The Brief: Democratic presidential candidate Michael Bloomberg launched a meme ad campaign consisting of sponsored Instagram posts from meme accounts and influencers.


On February 12, 2020, former New York City mayor Michael Bloomberg’s campaign launched a multi-part meme advertisement series via sponsored posts by popular Instagram meme accounts, some of which have millions of followers. These image macro memes were met with support, dissent, and confusion from their social media audiences. As Bloomberg’s campaign appears to be trying to harness the power of viral memes and self-aware irony to support the 77-year-old candidate, it raises the question of the power of memes in contemporary politics, and in this case, curated sponsored memes.

In an article for the New York Times, Taylor Lorenz reported that Bloomberg’s campaign has teamed up with a company called Meme 2020, which has ties to the Jerry Media, the company behind such meme accounts as @F*ckJerry

According to a report in The Daily Beast, the Bloomberg campaign has been offering micro-influencers $150 to create sponsored content for the campaign on an influencer marketing platform called Tribe.  As the accounts participating in this meme surge have up to millions of followers, it’s likely that they were paid at higher rates.

In a statement to the New York Times, Sabrina Singh, a senior national spokeswoman for the Bloomberg campaign said “Mike Bloomberg 2020 has teamed up with social creators to collaborate with the campaign, including the meme world,” and “While a meme strategy may be new to presidential politics, we’re betting it will be an effective component to reach people where they are and compete with President Trump’s powerful digital operation.”

Mike Bloomberg’s Meme Surge

The New York Times listed the following Instagram accounts as participants in this Meme 2020 campaign: @MyTherapistSays, @WhitePeopleHumor, @TheFunnyIntrovert, @KaleSalad, @Sonny5ideUp, @Tank.Sinatra, @ShitheadSteve, @adam.the.creator, @moistbudda, @MrsDowJones, @TrashCanPaul, @cohmedy, @NeatDad, @FourTwenty, @GolfersDoingThings, @DrGrayFang, @MiddleClassFancy, and @DoYouEvenLift.

The majority of these memes feature screenshots of fictional Instagram DM’s between Mike Bloomberg and the account’s admin. Although these posts, some of which have received tens of thousands of likes, have been labeled as sponsored content, there has been confusion online about whether these were actually sponsored, or if they were meant as tongue-in-cheek roasts of Bloomberg. Some posts even clarify in their captions “yes this is really sponsored by @mikebloomberg” to quell any confusion about the authenticity of their partnership.

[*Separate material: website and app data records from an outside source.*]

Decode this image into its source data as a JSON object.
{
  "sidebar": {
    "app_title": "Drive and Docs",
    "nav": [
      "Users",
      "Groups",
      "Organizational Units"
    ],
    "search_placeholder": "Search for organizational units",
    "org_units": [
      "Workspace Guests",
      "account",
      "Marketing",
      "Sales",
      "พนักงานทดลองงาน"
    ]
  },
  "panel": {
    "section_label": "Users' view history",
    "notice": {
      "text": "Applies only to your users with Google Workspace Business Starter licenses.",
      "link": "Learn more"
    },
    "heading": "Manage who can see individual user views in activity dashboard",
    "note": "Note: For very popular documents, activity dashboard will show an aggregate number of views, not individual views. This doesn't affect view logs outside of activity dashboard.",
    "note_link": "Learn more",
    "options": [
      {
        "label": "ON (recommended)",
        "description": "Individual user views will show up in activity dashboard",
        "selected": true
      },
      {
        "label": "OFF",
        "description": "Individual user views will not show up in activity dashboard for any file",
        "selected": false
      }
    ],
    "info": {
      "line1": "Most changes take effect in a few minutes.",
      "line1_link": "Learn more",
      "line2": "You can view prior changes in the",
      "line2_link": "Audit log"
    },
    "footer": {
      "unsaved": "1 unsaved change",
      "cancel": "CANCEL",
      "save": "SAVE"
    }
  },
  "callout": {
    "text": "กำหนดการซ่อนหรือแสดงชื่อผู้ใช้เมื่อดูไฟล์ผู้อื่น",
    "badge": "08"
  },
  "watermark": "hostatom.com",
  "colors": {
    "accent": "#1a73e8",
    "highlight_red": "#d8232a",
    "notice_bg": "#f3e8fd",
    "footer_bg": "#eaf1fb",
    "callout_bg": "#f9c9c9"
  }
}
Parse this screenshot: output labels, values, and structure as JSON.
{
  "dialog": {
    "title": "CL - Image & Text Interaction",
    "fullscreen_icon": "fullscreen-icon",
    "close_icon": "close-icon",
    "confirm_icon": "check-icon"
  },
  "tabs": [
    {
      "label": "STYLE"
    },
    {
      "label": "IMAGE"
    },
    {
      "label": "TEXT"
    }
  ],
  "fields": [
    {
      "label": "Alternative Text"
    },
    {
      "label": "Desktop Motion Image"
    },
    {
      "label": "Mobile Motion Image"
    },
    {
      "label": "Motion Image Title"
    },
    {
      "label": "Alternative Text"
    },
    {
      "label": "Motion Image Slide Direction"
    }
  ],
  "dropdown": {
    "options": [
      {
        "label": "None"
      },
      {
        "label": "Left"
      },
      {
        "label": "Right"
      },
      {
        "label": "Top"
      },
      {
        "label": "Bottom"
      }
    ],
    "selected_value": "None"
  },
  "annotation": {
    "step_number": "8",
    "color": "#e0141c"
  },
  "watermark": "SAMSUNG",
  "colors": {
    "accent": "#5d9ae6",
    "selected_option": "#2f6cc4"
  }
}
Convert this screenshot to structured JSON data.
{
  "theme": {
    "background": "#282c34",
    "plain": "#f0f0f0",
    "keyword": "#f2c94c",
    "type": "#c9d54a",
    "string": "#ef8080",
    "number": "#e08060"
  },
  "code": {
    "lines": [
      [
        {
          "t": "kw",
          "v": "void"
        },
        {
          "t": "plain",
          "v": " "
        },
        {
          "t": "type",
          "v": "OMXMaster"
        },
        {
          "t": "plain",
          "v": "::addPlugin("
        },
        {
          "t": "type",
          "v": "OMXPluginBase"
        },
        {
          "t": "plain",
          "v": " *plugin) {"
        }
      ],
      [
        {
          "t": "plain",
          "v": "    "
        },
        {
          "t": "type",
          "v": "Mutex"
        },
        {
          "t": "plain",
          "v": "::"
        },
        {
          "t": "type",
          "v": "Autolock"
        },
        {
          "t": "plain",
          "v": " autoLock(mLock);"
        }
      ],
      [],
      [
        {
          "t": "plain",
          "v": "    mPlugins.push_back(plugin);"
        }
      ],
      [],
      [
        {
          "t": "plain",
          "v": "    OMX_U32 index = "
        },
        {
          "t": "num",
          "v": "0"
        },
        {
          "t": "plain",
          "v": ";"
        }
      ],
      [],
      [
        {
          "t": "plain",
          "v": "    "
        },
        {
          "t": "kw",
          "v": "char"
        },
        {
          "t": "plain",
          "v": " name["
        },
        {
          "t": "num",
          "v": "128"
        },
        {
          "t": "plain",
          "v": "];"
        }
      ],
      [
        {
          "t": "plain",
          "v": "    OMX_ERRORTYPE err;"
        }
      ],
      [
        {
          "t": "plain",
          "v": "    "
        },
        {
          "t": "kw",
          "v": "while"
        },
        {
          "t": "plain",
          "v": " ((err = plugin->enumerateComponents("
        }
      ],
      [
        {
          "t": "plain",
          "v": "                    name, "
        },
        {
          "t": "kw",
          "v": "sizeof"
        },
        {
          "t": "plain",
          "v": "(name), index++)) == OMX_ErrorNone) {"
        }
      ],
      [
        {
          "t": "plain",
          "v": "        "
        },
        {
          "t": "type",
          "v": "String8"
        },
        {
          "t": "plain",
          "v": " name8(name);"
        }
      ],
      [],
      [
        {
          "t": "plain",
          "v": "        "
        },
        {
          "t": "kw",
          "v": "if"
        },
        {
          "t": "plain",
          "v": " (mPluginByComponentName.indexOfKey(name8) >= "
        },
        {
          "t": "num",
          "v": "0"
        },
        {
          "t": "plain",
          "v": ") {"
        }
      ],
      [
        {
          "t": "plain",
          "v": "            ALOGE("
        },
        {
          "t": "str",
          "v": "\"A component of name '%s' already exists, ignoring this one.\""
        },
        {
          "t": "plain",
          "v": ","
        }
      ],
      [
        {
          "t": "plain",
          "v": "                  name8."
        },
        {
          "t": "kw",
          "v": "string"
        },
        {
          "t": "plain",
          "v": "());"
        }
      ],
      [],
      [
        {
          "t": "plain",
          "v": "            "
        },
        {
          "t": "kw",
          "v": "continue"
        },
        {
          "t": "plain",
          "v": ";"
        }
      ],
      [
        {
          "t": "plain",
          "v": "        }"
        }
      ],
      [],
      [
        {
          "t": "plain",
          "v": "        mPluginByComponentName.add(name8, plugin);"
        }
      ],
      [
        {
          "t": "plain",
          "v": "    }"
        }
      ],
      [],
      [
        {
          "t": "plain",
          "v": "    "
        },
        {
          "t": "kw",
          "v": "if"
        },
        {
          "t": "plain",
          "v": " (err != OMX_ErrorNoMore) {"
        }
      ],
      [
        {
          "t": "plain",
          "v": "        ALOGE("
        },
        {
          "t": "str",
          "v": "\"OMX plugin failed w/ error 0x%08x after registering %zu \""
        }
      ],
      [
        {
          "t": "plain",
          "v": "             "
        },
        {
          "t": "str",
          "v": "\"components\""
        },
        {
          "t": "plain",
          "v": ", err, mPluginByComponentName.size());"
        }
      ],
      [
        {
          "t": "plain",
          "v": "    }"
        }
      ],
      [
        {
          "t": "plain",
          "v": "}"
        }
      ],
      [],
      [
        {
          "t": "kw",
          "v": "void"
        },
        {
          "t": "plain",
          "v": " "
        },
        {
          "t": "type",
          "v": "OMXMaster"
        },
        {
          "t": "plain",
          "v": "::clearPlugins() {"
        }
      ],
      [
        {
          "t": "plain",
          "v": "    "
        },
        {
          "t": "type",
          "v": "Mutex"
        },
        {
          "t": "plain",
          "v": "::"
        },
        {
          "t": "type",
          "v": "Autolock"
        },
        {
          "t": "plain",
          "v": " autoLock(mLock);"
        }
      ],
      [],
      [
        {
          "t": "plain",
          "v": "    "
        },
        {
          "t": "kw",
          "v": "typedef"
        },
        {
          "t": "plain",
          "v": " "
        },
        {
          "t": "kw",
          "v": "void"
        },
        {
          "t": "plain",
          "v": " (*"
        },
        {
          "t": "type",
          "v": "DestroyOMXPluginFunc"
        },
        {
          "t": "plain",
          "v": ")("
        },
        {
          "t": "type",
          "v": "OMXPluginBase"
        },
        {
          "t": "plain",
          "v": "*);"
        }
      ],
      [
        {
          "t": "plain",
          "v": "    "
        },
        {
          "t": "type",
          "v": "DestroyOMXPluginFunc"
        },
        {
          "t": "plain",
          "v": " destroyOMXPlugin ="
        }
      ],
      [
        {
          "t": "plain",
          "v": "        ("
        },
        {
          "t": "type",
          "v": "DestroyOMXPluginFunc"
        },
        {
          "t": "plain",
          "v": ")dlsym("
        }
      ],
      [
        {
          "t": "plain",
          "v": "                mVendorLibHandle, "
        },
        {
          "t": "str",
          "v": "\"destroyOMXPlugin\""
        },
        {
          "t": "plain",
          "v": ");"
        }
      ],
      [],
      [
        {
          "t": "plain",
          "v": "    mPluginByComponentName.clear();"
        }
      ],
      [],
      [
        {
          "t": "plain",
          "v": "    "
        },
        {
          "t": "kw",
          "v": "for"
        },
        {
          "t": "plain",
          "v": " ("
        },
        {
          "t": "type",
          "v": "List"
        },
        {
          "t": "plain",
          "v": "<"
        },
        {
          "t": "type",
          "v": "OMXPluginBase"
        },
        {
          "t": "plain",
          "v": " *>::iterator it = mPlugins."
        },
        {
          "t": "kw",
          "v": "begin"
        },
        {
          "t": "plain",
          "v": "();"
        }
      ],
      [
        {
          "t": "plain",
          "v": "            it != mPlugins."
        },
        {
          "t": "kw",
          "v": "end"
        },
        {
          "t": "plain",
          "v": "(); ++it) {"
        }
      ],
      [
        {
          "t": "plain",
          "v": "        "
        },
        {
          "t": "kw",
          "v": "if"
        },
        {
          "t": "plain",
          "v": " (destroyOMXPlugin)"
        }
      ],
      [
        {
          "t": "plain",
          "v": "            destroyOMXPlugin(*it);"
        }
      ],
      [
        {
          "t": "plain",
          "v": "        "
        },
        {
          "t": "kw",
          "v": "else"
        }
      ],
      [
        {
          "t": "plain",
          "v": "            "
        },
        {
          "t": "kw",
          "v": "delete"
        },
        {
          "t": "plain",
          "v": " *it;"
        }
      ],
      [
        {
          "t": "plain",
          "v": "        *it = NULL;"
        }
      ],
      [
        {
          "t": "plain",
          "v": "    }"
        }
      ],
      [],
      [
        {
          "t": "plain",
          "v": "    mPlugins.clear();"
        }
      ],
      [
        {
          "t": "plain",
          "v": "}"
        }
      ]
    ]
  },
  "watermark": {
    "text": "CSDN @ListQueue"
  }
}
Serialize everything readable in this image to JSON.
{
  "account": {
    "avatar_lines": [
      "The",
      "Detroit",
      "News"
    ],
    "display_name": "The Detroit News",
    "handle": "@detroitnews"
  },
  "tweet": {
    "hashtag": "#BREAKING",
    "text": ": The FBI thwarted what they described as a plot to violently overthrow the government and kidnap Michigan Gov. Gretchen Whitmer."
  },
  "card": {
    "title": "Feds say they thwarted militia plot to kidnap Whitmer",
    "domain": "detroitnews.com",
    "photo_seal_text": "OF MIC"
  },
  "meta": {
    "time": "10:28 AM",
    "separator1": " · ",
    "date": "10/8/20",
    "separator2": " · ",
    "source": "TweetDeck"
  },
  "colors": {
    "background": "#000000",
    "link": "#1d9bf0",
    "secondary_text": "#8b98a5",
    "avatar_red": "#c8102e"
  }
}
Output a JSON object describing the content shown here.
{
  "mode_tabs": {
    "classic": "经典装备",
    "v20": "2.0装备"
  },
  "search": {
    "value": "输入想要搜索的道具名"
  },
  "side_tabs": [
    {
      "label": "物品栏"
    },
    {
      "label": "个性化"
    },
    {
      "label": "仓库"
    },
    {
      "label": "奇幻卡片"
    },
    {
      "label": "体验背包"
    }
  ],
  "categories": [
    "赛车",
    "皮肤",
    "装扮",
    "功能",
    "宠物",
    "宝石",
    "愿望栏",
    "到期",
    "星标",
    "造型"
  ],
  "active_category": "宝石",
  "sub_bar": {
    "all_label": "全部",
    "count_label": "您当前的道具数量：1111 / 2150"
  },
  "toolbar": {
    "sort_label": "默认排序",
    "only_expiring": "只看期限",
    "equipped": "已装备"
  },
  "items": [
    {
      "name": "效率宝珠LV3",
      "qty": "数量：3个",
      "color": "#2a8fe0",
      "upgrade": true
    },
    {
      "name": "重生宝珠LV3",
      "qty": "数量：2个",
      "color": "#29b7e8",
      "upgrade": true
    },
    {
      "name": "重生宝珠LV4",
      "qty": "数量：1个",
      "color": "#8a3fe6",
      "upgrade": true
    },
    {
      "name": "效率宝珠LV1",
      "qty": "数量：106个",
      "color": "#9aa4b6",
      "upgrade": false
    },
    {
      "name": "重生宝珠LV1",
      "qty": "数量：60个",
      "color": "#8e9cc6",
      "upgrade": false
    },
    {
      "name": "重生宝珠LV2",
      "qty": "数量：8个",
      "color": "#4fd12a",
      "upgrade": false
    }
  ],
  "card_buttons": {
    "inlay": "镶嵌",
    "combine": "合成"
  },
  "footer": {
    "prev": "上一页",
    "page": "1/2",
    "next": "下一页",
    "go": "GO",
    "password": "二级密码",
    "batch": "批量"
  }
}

Reactions To Bloomberg Memes

Comments on these meme posts range from support and jokes from other Bloomberg-sponsored meme accounts to calls to support competing candidates to more offers to create campaign-related meme content.

Top comments from meme accounts who also participated in the ad campaign indicate that their engagement with these posts may be part of the marketing they were paid for.

Praise also comes from accounts that don’t appear to be sponsored, thus showing that the paid content may have led to more organic engagement as well.

Oppositional comments like “#BloombergIsRacist,” “I’ll pay you 150 to delete this,” “Stop trying to make Bloomberg happen,” “Vote for Bernie Sanders” and “Wasting your time. Trump wins 2020” received hundreds and even thousands of likes.

Self-Aware Engagement Or Accidental Cringe-Fest?

The memes in question and the ways in which they’ve been received thus far on social media highlight the complexities of irony versus earnestness in online meme culture. The Bloomberg meme surge appears to try to embrace a “how do you do fellow kids” self-drag approach to boost Bloomberg’s credibility as an in-the-know, self-aware candidate.

In the top-ranked response to a question about Bloomberg’s meme campaign on the subreddit r/OutOfTheLoop, user u/Real_Mila_Kunis explained the situation, commenting:

On the surface, this looks pretty ridiculous: the idea that Bloomberg is trying to get on the bandwagon — by both reaching out to the ‘cool’ side of the internet with wads of cash and being comically bad at understanding the culture he’s trying to buy — is a joke that pretty much writes itself.

While other campaigns like those of Bernie Sanders and Donald Trump have appeared to benefit from supporter-generated memes, Bloomberg’s push to manufacture meme engagement may replicate some of this, but not without seeming forced and cringey.

This Instagram meme push occurred days after the New Hampshire Democratic primary where Bloomberg was not on the ballot. After the Iowa Caucuses, Bloomberg authorized his campaign team to double TV ad spending. So far, his campaign has spent millions on Facebook ad spending, outpacing Donald Trump. In total, the Bloomberg campaign has spent hundreds of millions of dollars on ad spending.